5. Ultrasound

Ultrasound imaging, also known as sonography, utilizes high-frequency sound waves to create real-time images or video of soft tissues inside the body. It is a rapid, low-cost, and widely available imaging tool that has the advantage of not exposing patients to ionizing radiation, making it particularly important in pediatrics. Ultrasound is commonly used for diagnosing diseases and assessing their structure and functionality [24]. Gas-filled microbubbles can serve as contrast agents in ultrasound imaging, enhancing the visualization of disease processes such as tumors or areas of inflammation by undergoing acoustic oscillations or collapsing at the target site, resulting in the generation of strong echoes or signals [28]. However, ultrasound has inherent limitations in terms of sensitivity and depth of penetration, which may impact its diagnostic accuracy in certain cases. In such situations, magnetic resonance imaging (MRI) may be preferred over ultrasound due to its higher diagnostic accuracy, making it a more reliable imaging modality [29].

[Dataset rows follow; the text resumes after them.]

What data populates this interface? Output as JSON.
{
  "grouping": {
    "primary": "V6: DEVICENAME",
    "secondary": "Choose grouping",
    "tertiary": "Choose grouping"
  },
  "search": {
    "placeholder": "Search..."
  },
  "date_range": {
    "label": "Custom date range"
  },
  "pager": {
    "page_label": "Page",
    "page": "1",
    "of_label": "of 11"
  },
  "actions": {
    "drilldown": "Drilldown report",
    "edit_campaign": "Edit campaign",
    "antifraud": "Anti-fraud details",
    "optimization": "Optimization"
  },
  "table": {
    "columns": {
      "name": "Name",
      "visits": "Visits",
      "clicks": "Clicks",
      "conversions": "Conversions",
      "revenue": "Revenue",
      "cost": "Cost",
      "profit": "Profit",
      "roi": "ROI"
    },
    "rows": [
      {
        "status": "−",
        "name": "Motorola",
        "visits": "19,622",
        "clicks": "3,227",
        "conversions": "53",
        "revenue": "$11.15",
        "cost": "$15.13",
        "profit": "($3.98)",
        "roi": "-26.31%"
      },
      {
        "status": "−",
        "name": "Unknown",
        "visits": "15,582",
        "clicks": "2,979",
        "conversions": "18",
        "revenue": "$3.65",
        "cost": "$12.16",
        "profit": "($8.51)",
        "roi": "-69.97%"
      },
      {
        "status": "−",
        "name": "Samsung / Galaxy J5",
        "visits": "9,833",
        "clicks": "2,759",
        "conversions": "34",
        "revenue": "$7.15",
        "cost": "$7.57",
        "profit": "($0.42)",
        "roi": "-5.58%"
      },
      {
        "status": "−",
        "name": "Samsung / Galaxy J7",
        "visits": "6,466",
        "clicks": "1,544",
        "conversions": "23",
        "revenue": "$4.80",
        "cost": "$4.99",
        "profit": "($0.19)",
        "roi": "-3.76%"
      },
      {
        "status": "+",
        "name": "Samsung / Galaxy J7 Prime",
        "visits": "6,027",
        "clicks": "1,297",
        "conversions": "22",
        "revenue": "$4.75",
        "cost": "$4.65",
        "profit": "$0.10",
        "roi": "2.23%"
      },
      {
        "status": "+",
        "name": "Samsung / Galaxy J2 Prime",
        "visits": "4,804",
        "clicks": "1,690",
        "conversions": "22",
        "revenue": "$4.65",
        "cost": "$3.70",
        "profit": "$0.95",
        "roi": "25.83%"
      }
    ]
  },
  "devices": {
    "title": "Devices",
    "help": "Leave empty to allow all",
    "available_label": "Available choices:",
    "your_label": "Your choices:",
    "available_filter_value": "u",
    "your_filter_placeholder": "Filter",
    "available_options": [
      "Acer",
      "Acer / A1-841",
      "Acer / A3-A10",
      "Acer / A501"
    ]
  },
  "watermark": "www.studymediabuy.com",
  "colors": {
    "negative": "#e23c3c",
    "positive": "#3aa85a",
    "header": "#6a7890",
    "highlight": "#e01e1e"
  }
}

6. Photoacoustic Tomography

Photoacoustic tomography (PAT) is a cutting-edge imaging technique that combines ultrasound and laser-induced photoacoustic signals to generate detailed images of biological tissues, including the GI tract, with high contrast in optical imaging and high resolution in deep tissues with acoustic imaging [30][31][32][30,31,32]. PAT uses laser pulses to create photoacoustic waves that are generated when absorbed light is converted into heat, leading to localized thermoelastic expansion and subsequent ultrasound waves, then detected by ultrasonic sensors, which are then analyzed to produce images. PAT is essentially optical imaging, good acoustic spatial resolution can be achieved even at imaging depths of 5–6 cm, making it suitable for imaging deeper structures in the GI tract [11][33][11,33]. PAT has high sensitivity and can detect molecular-level changes in tissues, making it a promising tool for clinical images, such as tumor diagnosis imaging [34][35][34,35], whole-body imaging of small animals [36], and various other medical applications [37].